The proposed change in the Armed Services Vocational Aptitude Battery (ASVAB) is expected to help mitigate the military recruitment shortage partially believed to be caused by many Americans not scoring high enough on the test to qualify for enlistment in the U.S. military.
According to Military.com, the potential change to the ASVAB would also be consistent with changes to traditional test-taking in the United States, with calculators being permitted in many mathematics classes around the country, as well as the SAT and ACT college entrance tests.
“The department is carefully considering the use of calculators for the ASVAB,” a Department of Defense official told The Daily Caller. “We are taking a systematic approach, which will assess the impact of calculator use, and we are developing a way forward for calculator inclusion based on best practices in test development and psychometric theory.”
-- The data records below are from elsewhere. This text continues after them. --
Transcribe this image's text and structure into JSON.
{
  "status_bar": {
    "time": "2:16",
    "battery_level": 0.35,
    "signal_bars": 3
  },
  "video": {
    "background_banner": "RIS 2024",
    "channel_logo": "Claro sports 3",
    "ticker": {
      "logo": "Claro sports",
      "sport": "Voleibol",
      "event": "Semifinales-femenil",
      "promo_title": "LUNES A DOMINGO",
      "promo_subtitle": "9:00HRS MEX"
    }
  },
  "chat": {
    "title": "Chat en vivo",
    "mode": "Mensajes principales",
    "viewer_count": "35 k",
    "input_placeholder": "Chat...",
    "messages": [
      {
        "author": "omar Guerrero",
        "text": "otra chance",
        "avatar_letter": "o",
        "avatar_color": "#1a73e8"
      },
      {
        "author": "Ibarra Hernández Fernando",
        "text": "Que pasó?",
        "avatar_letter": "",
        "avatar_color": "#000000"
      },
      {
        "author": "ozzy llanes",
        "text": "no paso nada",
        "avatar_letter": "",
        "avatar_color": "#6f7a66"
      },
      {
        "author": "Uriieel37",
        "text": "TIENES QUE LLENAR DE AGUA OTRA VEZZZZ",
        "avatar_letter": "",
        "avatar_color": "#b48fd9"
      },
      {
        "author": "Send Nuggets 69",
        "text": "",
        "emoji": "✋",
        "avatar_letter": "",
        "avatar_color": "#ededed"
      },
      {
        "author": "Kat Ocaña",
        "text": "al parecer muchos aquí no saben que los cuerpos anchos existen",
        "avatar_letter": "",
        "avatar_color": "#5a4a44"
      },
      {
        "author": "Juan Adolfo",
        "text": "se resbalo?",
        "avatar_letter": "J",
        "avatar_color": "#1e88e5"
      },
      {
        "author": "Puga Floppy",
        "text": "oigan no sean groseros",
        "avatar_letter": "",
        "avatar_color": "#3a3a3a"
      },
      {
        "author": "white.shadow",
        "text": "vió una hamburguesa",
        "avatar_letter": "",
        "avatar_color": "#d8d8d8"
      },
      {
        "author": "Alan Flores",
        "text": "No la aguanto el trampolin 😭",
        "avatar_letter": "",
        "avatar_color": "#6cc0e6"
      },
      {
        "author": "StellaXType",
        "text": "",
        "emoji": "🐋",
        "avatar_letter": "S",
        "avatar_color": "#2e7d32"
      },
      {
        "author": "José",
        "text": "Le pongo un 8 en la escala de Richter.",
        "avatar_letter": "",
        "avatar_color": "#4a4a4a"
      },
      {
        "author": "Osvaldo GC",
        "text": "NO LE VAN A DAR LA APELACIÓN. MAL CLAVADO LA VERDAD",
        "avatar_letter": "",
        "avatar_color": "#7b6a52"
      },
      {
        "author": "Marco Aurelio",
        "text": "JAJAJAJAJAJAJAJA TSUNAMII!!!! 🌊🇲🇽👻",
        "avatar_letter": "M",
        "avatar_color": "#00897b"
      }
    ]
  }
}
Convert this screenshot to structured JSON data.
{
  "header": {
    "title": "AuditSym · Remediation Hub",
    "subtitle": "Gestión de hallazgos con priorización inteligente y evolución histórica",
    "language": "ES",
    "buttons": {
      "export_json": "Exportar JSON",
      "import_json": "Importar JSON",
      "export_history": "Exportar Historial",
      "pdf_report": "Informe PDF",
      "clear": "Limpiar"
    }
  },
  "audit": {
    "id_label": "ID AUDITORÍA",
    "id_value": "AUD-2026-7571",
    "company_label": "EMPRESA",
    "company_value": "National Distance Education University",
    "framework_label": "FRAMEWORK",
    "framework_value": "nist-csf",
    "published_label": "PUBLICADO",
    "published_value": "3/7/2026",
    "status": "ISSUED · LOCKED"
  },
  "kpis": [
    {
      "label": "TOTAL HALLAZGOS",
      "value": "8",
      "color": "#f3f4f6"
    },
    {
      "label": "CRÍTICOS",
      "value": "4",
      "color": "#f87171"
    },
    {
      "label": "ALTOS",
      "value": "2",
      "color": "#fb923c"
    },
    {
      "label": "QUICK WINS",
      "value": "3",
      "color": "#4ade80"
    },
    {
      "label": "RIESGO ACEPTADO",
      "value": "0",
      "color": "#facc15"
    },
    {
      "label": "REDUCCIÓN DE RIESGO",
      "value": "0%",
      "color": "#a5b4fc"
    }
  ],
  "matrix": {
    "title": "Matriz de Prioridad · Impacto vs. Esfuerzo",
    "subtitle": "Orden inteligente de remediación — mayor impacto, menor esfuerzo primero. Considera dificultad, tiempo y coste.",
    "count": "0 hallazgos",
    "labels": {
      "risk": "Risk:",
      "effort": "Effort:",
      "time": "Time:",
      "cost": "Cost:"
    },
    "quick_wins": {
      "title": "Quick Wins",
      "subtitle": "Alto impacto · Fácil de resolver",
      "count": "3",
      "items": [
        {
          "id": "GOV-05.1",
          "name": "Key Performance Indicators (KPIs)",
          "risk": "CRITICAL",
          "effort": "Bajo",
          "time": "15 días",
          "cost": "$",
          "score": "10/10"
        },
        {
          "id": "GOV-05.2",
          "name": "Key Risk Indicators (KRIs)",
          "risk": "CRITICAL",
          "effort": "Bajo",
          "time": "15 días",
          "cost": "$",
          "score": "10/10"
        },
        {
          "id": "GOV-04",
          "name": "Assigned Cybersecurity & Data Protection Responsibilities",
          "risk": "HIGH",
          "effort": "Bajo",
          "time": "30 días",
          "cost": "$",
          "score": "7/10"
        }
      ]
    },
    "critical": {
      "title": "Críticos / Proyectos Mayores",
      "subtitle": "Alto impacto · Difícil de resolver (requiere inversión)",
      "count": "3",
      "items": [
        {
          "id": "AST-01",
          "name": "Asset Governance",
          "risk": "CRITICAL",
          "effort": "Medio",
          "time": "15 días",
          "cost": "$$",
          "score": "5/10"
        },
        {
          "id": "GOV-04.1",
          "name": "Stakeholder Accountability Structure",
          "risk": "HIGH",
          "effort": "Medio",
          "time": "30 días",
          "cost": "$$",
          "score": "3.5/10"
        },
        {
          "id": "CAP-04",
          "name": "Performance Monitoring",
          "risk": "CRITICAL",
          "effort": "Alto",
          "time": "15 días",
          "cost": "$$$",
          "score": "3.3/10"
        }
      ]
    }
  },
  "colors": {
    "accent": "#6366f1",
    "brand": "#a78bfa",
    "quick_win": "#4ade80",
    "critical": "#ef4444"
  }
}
According to Military.com, the timeline for the implementation of the ASVAB calculator change is currently unknown. However, one Defense Department official noted that the change could face backlash due to concerns that federal lawmakers will view the Pentagon’s change as a way of lowering the military’s standards.
In addition to the Pentagon’s anticipated shift in academic testing, the U.S. Army launched the Future Soldier Preparatory Course last year to “help America’s youth overcome academic and physical fitness barriers to service and meet or exceed the Army’s accession standards.”
By the end of last year, 3,206 students had attended the Future Soldier Preparatory Course, with 2,965 graduating and moving on to basic combat training.
For the academic track of the Future Soldier Preparatory Course, the Army found that 95% of students increased their testing capability under at least one test category within their first two attempts. The students’ test scores also increased by an average of 17 points.
The U.S. military has continued its struggle to meet its recruitment goals in 2023, following the Army’s failure to meet its recruitment goal last year. Projections for this year have indicated that the Air Force could experience a recruit deficit of 27,000, while the Air National Guard is anticipating a recruit deficit of 4,000.